(Dataset rows describing interfaces)
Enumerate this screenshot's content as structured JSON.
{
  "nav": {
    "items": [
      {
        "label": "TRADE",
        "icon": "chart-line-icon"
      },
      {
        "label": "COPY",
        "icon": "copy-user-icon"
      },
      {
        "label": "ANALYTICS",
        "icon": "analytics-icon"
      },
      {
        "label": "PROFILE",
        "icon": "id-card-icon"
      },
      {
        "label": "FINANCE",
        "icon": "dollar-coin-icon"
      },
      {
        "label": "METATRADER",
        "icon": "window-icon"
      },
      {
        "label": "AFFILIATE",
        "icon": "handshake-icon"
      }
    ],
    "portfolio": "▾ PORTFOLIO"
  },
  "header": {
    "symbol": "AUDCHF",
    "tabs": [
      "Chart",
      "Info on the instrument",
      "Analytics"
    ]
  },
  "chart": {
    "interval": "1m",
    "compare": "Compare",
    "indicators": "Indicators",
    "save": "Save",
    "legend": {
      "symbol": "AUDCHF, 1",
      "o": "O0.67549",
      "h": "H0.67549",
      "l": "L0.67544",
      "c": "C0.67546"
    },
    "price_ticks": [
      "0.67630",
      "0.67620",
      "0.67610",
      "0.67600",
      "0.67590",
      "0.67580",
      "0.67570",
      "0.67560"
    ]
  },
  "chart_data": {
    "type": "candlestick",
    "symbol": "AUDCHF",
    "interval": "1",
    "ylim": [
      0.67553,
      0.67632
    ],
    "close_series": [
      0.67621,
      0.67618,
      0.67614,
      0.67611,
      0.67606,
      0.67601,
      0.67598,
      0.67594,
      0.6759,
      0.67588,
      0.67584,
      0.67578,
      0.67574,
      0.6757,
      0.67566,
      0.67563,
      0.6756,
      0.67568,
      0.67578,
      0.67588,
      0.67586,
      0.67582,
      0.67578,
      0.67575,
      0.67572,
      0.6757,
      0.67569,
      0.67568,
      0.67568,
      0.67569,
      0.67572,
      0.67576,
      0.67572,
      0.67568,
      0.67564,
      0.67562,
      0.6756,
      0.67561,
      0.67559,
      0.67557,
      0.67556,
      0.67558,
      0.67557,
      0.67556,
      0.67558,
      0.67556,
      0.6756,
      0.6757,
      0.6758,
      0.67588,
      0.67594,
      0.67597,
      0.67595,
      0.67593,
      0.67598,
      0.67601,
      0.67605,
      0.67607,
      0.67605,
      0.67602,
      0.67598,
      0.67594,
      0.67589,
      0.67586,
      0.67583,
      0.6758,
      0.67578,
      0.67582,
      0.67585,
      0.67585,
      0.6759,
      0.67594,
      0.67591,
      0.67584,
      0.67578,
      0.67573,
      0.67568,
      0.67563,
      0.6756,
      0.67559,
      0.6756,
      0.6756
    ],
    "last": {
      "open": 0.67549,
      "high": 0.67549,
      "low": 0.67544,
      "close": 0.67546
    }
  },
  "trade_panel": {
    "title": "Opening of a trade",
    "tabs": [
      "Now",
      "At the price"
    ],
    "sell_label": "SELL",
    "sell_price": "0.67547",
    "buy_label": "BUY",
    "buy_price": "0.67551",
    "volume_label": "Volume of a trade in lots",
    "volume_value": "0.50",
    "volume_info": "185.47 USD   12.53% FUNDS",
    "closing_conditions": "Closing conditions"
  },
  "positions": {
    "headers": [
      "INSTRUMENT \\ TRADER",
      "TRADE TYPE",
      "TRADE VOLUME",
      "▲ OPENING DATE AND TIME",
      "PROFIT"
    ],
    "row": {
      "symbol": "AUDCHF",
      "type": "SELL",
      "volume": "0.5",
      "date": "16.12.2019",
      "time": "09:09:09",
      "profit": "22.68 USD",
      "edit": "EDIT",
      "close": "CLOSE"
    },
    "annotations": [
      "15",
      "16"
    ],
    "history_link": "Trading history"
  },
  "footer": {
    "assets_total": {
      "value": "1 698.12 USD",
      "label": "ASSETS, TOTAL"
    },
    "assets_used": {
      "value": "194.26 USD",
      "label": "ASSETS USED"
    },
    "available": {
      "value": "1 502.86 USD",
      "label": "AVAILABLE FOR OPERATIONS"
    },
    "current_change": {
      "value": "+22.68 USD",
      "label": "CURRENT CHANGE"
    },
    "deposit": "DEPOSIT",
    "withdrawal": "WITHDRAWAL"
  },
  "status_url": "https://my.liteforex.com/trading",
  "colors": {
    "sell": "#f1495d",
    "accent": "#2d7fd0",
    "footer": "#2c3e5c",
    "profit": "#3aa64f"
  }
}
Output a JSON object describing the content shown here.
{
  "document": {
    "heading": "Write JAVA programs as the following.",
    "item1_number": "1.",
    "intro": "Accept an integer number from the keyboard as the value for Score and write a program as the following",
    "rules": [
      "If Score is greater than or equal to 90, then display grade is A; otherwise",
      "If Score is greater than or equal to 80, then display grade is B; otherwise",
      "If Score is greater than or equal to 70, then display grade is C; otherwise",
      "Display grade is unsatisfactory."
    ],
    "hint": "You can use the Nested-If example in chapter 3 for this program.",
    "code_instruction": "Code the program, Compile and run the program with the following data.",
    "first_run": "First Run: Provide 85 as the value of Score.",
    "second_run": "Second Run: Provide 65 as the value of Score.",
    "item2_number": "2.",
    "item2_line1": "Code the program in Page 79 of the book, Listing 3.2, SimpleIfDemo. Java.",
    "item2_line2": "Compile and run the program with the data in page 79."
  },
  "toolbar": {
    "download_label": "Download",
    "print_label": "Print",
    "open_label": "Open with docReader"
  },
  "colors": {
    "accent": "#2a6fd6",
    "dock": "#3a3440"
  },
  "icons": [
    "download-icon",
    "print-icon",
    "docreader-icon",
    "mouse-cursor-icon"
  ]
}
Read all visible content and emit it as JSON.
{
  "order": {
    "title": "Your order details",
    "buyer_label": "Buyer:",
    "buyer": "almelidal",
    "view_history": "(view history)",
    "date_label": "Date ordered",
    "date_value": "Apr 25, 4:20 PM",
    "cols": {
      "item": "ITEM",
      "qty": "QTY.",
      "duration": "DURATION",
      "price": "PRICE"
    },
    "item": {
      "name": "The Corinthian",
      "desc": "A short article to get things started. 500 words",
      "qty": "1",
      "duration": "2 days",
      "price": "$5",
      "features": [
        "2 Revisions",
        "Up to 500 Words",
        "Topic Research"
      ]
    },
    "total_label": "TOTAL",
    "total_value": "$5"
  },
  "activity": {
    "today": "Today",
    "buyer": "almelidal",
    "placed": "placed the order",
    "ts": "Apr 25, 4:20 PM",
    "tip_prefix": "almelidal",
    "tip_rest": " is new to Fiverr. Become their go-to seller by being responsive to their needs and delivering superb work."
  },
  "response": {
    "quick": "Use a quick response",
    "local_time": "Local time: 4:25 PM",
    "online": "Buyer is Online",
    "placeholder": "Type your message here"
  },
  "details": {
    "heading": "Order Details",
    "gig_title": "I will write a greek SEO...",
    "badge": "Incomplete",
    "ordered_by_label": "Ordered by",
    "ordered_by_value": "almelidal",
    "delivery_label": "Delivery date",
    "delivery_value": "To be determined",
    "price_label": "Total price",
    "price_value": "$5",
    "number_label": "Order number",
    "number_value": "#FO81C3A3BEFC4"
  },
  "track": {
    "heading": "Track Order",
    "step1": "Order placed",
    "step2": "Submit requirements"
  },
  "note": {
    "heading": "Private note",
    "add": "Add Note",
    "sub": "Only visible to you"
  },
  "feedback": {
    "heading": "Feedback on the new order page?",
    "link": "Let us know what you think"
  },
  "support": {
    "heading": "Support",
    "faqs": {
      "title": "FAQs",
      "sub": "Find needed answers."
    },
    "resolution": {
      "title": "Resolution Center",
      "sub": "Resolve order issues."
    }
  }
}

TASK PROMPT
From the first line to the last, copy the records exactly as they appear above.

ANSWER SPACE
Enumerate this screenshot's content as structured JSON.
{
  "nav": {
    "items": [
      {
        "label": "TRADE",
        "icon": "chart-line-icon"
      },
      {
        "label": "COPY",
        "icon": "copy-user-icon"
      },
      {
        "label": "ANALYTICS",
        "icon": "analytics-icon"
      },
      {
        "label": "PROFILE",
        "icon": "id-card-icon"
      },
      {
        "label": "FINANCE",
        "icon": "dollar-coin-icon"
      },
      {
        "label": "METATRADER",
        "icon": "window-icon"
      },
      {
        "label": "AFFILIATE",
        "icon": "handshake-icon"
      }
    ],
    "portfolio": "▾ PORTFOLIO"
  },
  "header": {
    "symbol": "AUDCHF",
    "tabs": [
      "Chart",
      "Info on the instrument",
      "Analytics"
    ]
  },
  "chart": {
    "interval": "1m",
    "compare": "Compare",
    "indicators": "Indicators",
    "save": "Save",
    "legend": {
      "symbol": "AUDCHF, 1",
      "o": "O0.67549",
      "h": "H0.67549",
      "l": "L0.67544",
      "c": "C0.67546"
    },
    "price_ticks": [
      "0.67630",
      "0.67620",
      "0.67610",
      "0.67600",
      "0.67590",
      "0.67580",
      "0.67570",
      "0.67560"
    ]
  },
  "chart_data": {
    "type": "candlestick",
    "symbol": "AUDCHF",
    "interval": "1",
    "ylim": [
      0.67553,
      0.67632
    ],
    "close_series": [
      0.67621,
      0.67618,
      0.67614,
      0.67611,
      0.67606,
      0.67601,
      0.67598,
      0.67594,
      0.6759,
      0.67588,
      0.67584,
      0.67578,
      0.67574,
      0.6757,
      0.67566,
      0.67563,
      0.6756,
      0.67568,
      0.67578,
      0.67588,
      0.67586,
      0.67582,
      0.67578,
      0.67575,
      0.67572,
      0.6757,
      0.67569,
      0.67568,
      0.67568,
      0.67569,
      0.67572,
      0.67576,
      0.67572,
      0.67568,
      0.67564,
      0.67562,
      0.6756,
      0.67561,
      0.67559,
      0.67557,
      0.67556,
      0.67558,
      0.67557,
      0.67556,
      0.67558,
      0.67556,
      0.6756,
      0.6757,
      0.6758,
      0.67588,
      0.67594,
      0.67597,
      0.67595,
      0.67593,
      0.67598,
      0.67601,
      0.67605,
      0.67607,
      0.67605,
      0.67602,
      0.67598,
      0.67594,
      0.67589,
      0.67586,
      0.67583,
      0.6758,
      0.67578,
      0.67582,
      0.67585,
      0.67585,
      0.6759,
      0.67594,
      0.67591,
      0.67584,
      0.67578,
      0.67573,
      0.67568,
      0.67563,
      0.6756,
      0.67559,
      0.6756,
      0.6756
    ],
    "last": {
      "open": 0.67549,
      "high": 0.67549,
      "low": 0.67544,
      "close": 0.67546
    }
  },
  "trade_panel": {
    "title": "Opening of a trade",
    "tabs": [
      "Now",
      "At the price"
    ],
    "sell_label": "SELL",
    "sell_price": "0.67547",
    "buy_label": "BUY",
    "buy_price": "0.67551",
    "volume_label": "Volume of a trade in lots",
    "volume_value": "0.50",
    "volume_info": "185.47 USD   12.53% FUNDS",
    "closing_conditions": "Closing conditions"
  },
  "positions": {
    "headers": [
      "INSTRUMENT \\ TRADER",
      "TRADE TYPE",
      "TRADE VOLUME",
      "▲ OPENING DATE AND TIME",
      "PROFIT"
    ],
    "row": {
      "symbol": "AUDCHF",
      "type": "SELL",
      "volume": "0.5",
      "date": "16.12.2019",
      "time": "09:09:09",
      "profit": "22.68 USD",
      "edit": "EDIT",
      "close": "CLOSE"
    },
    "annotations": [
      "15",
      "16"
    ],
    "history_link": "Trading history"
  },
  "footer": {
    "assets_total": {
      "value": "1 698.12 USD",
      "label": "ASSETS, TOTAL"
    },
    "assets_used": {
      "value": "194.26 USD",
      "label": "ASSETS USED"
    },
    "available": {
      "value": "1 502.86 USD",
      "label": "AVAILABLE FOR OPERATIONS"
    },
    "current_change": {
      "value": "+22.68 USD",
      "label": "CURRENT CHANGE"
    },
    "deposit": "DEPOSIT",
    "withdrawal": "WITHDRAWAL"
  },
  "status_url": "https://my.liteforex.com/trading",
  "colors": {
    "sell": "#f1495d",
    "accent": "#2d7fd0",
    "footer": "#2c3e5c",
    "profit": "#3aa64f"
  }
}
Output a JSON object describing the content shown here.
{
  "document": {
    "heading": "Write JAVA programs as the following.",
    "item1_number": "1.",
    "intro": "Accept an integer number from the keyboard as the value for Score and write a program as the following",
    "rules": [
      "If Score is greater than or equal to 90, then display grade is A; otherwise",
      "If Score is greater than or equal to 80, then display grade is B; otherwise",
      "If Score is greater than or equal to 70, then display grade is C; otherwise",
      "Display grade is unsatisfactory."
    ],
    "hint": "You can use the Nested-If example in chapter 3 for this program.",
    "code_instruction": "Code the program, Compile and run the program with the following data.",
    "first_run": "First Run: Provide 85 as the value of Score.",
    "second_run": "Second Run: Provide 65 as the value of Score.",
    "item2_number": "2.",
    "item2_line1": "Code the program in Page 79 of the book, Listing 3.2, SimpleIfDemo. Java.",
    "item2_line2": "Compile and run the program with the data in page 79."
  },
  "toolbar": {
    "download_label": "Download",
    "print_label": "Print",
    "open_label": "Open with docReader"
  },
  "colors": {
    "accent": "#2a6fd6",
    "dock": "#3a3440"
  },
  "icons": [
    "download-icon",
    "print-icon",
    "docreader-icon",
    "mouse-cursor-icon"
  ]
}
Read all visible content and emit it as JSON.
{
  "order": {
    "title": "Your order details",
    "buyer_label": "Buyer:",
    "buyer": "almelidal",
    "view_history": "(view history)",
    "date_label": "Date ordered",
    "date_value": "Apr 25, 4:20 PM",
    "cols": {
      "item": "ITEM",
      "qty": "QTY.",
      "duration": "DURATION",
      "price": "PRICE"
    },
    "item": {
      "name": "The Corinthian",
      "desc": "A short article to get things started. 500 words",
      "qty": "1",
      "duration": "2 days",
      "price": "$5",
      "features": [
        "2 Revisions",
        "Up to 500 Words",
        "Topic Research"
      ]
    },
    "total_label": "TOTAL",
    "total_value": "$5"
  },
  "activity": {
    "today": "Today",
    "buyer": "almelidal",
    "placed": "placed the order",
    "ts": "Apr 25, 4:20 PM",
    "tip_prefix": "almelidal",
    "tip_rest": " is new to Fiverr. Become their go-to seller by being responsive to their needs and delivering superb work."
  },
  "response": {
    "quick": "Use a quick response",
    "local_time": "Local time: 4:25 PM",
    "online": "Buyer is Online",
    "placeholder": "Type your message here"
  },
  "details": {
    "heading": "Order Details",
    "gig_title": "I will write a greek SEO...",
    "badge": "Incomplete",
    "ordered_by_label": "Ordered by",
    "ordered_by_value": "almelidal",
    "delivery_label": "Delivery date",
    "delivery_value": "To be determined",
    "price_label": "Total price",
    "price_value": "$5",
    "number_label": "Order number",
    "number_value": "#FO81C3A3BEFC4"
  },
  "track": {
    "heading": "Track Order",
    "step1": "Order placed",
    "step2": "Submit requirements"
  },
  "note": {
    "heading": "Private note",
    "add": "Add Note",
    "sub": "Only visible to you"
  },
  "feedback": {
    "heading": "Feedback on the new order page?",
    "link": "Let us know what you think"
  },
  "support": {
    "heading": "Support",
    "faqs": {
      "title": "FAQs",
      "sub": "Find needed answers."
    },
    "resolution": {
      "title": "Resolution Center",
      "sub": "Resolve order issues."
    }
  }
}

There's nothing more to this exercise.